[Activity] The response should contain all of the records, copied exactly, and none of the images.

[Extracted data]
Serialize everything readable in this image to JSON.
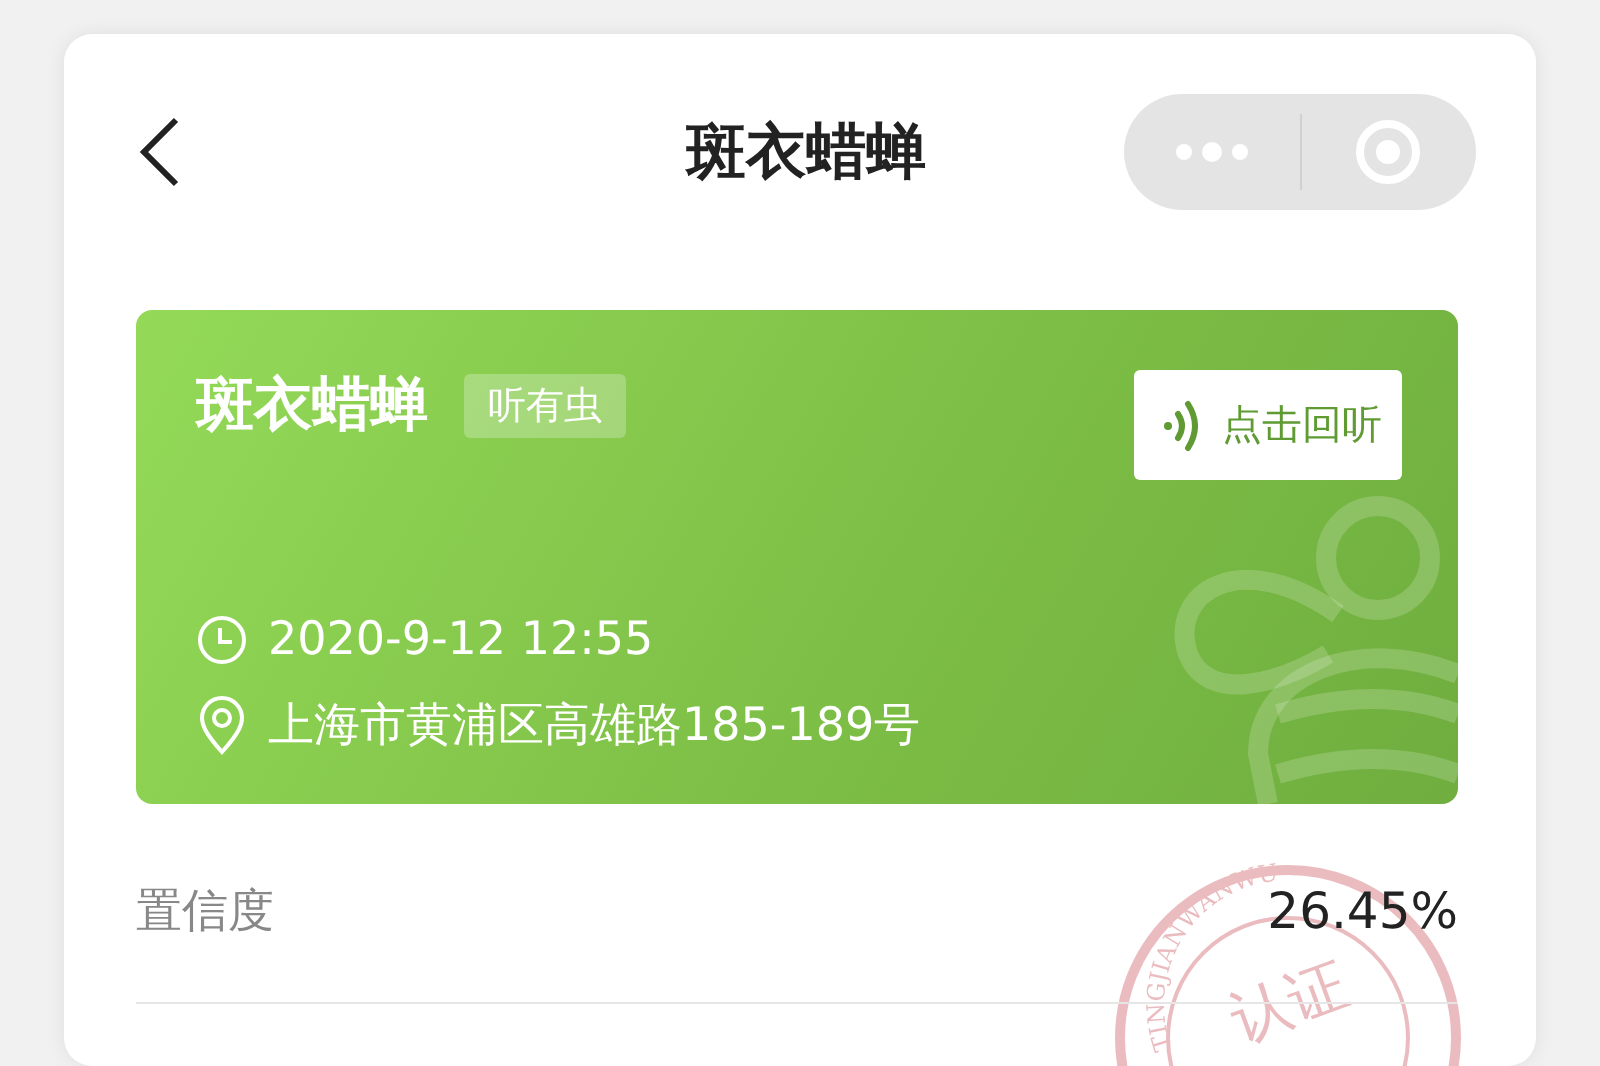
{
  "header": {
    "title": "斑衣蜡蝉"
  },
  "card": {
    "name": "斑衣蜡蝉",
    "tag": "听有虫",
    "replay_button": "点击回听",
    "time": "2020-9-12  12:55",
    "location": "上海市黄浦区高雄路185-189号"
  },
  "details": [
    {
      "label": "置信度",
      "value": "26.45%"
    }
  ],
  "stamp": {
    "ring_text": "TINGJIANWANWU",
    "center_text": "认证"
  }
}
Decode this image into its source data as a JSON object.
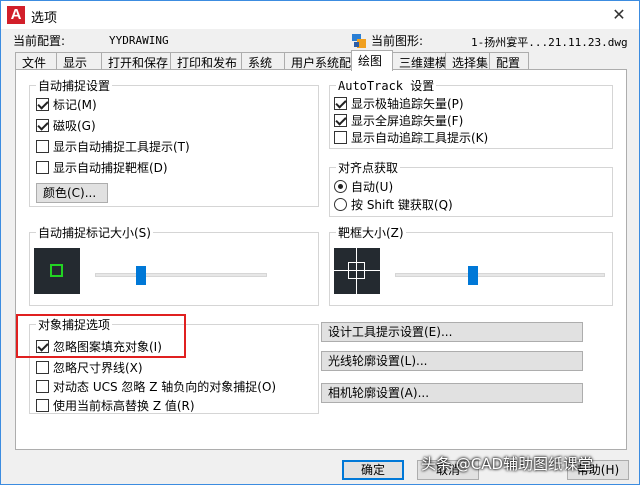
{
  "window": {
    "title": "选项",
    "icon_letter": "A",
    "close_glyph": "✕"
  },
  "info": {
    "profile_label": "当前配置:",
    "profile_value": "YYDRAWING",
    "drawing_label": "当前图形:",
    "drawing_value": "1-扬州宴平...21.11.23.dwg"
  },
  "tabs": [
    {
      "label": "文件"
    },
    {
      "label": "显示"
    },
    {
      "label": "打开和保存"
    },
    {
      "label": "打印和发布"
    },
    {
      "label": "系统"
    },
    {
      "label": "用户系统配置"
    },
    {
      "label": "绘图"
    },
    {
      "label": "三维建模"
    },
    {
      "label": "选择集"
    },
    {
      "label": "配置"
    }
  ],
  "autosnap": {
    "title": "自动捕捉设置",
    "items": [
      {
        "label": "标记(M)",
        "checked": true
      },
      {
        "label": "磁吸(G)",
        "checked": true
      },
      {
        "label": "显示自动捕捉工具提示(T)",
        "checked": false
      },
      {
        "label": "显示自动捕捉靶框(D)",
        "checked": false
      }
    ],
    "color_button": "颜色(C)..."
  },
  "autotrack": {
    "title": "AutoTrack 设置",
    "items": [
      {
        "label": "显示极轴追踪矢量(P)",
        "checked": true
      },
      {
        "label": "显示全屏追踪矢量(F)",
        "checked": true
      },
      {
        "label": "显示自动追踪工具提示(K)",
        "checked": false
      }
    ]
  },
  "alignment": {
    "title": "对齐点获取",
    "options": [
      {
        "label": "自动(U)",
        "selected": true
      },
      {
        "label": "按 Shift 键获取(Q)",
        "selected": false
      }
    ]
  },
  "marker_size": {
    "title": "自动捕捉标记大小(S)",
    "slider_fraction": 0.27
  },
  "aperture_size": {
    "title": "靶框大小(Z)",
    "slider_fraction": 0.37
  },
  "osnap": {
    "title": "对象捕捉选项",
    "items": [
      {
        "label": "忽略图案填充对象(I)",
        "checked": true
      },
      {
        "label": "忽略尺寸界线(X)",
        "checked": false
      },
      {
        "label": "对动态 UCS 忽略 Z 轴负向的对象捕捉(O)",
        "checked": false
      },
      {
        "label": "使用当前标高替换 Z 值(R)",
        "checked": false
      }
    ]
  },
  "side_buttons": {
    "design_tooltip": "设计工具提示设置(E)...",
    "light_glyph": "光线轮廓设置(L)...",
    "camera_glyph": "相机轮廓设置(A)..."
  },
  "footer": {
    "ok": "确定",
    "cancel": "取消",
    "help": "帮助(H)"
  },
  "watermark": "头条 @CAD辅助图纸课堂"
}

[Answer box]
Serialize everything readable in this image to JSON.
{
  "header": {
    "title": "斑衣蜡蝉"
  },
  "card": {
    "name": "斑衣蜡蝉",
    "tag": "听有虫",
    "replay_button": "点击回听",
    "time": "2020-9-12  12:55",
    "location": "上海市黄浦区高雄路185-189号"
  },
  "details": [
    {
      "label": "置信度",
      "value": "26.45%"
    }
  ],
  "stamp": {
    "ring_text": "TINGJIANWANWU",
    "center_text": "认证"
  }
}
Decode this image into its source data as a JSON object.
{
  "window": {
    "title": "选项",
    "icon_letter": "A",
    "close_glyph": "✕"
  },
  "info": {
    "profile_label": "当前配置:",
    "profile_value": "YYDRAWING",
    "drawing_label": "当前图形:",
    "drawing_value": "1-扬州宴平...21.11.23.dwg"
  },
  "tabs": [
    {
      "label": "文件"
    },
    {
      "label": "显示"
    },
    {
      "label": "打开和保存"
    },
    {
      "label": "打印和发布"
    },
    {
      "label": "系统"
    },
    {
      "label": "用户系统配置"
    },
    {
      "label": "绘图"
    },
    {
      "label": "三维建模"
    },
    {
      "label": "选择集"
    },
    {
      "label": "配置"
    }
  ],
  "autosnap": {
    "title": "自动捕捉设置",
    "items": [
      {
        "label": "标记(M)",
        "checked": true
      },
      {
        "label": "磁吸(G)",
        "checked": true
      },
      {
        "label": "显示自动捕捉工具提示(T)",
        "checked": false
      },
      {
        "label": "显示自动捕捉靶框(D)",
        "checked": false
      }
    ],
    "color_button": "颜色(C)..."
  },
  "autotrack": {
    "title": "AutoTrack 设置",
    "items": [
      {
        "label": "显示极轴追踪矢量(P)",
        "checked": true
      },
      {
        "label": "显示全屏追踪矢量(F)",
        "checked": true
      },
      {
        "label": "显示自动追踪工具提示(K)",
        "checked": false
      }
    ]
  },
  "alignment": {
    "title": "对齐点获取",
    "options": [
      {
        "label": "自动(U)",
        "selected": true
      },
      {
        "label": "按 Shift 键获取(Q)",
        "selected": false
      }
    ]
  },
  "marker_size": {
    "title": "自动捕捉标记大小(S)",
    "slider_fraction": 0.27
  },
  "aperture_size": {
    "title": "靶框大小(Z)",
    "slider_fraction": 0.37
  },
  "osnap": {
    "title": "对象捕捉选项",
    "items": [
      {
        "label": "忽略图案填充对象(I)",
        "checked": true
      },
      {
        "label": "忽略尺寸界线(X)",
        "checked": false
      },
      {
        "label": "对动态 UCS 忽略 Z 轴负向的对象捕捉(O)",
        "checked": false
      },
      {
        "label": "使用当前标高替换 Z 值(R)",
        "checked": false
      }
    ]
  },
  "side_buttons": {
    "design_tooltip": "设计工具提示设置(E)...",
    "light_glyph": "光线轮廓设置(L)...",
    "camera_glyph": "相机轮廓设置(A)..."
  },
  "footer": {
    "ok": "确定",
    "cancel": "取消",
    "help": "帮助(H)"
  },
  "watermark": "头条 @CAD辅助图纸课堂"
}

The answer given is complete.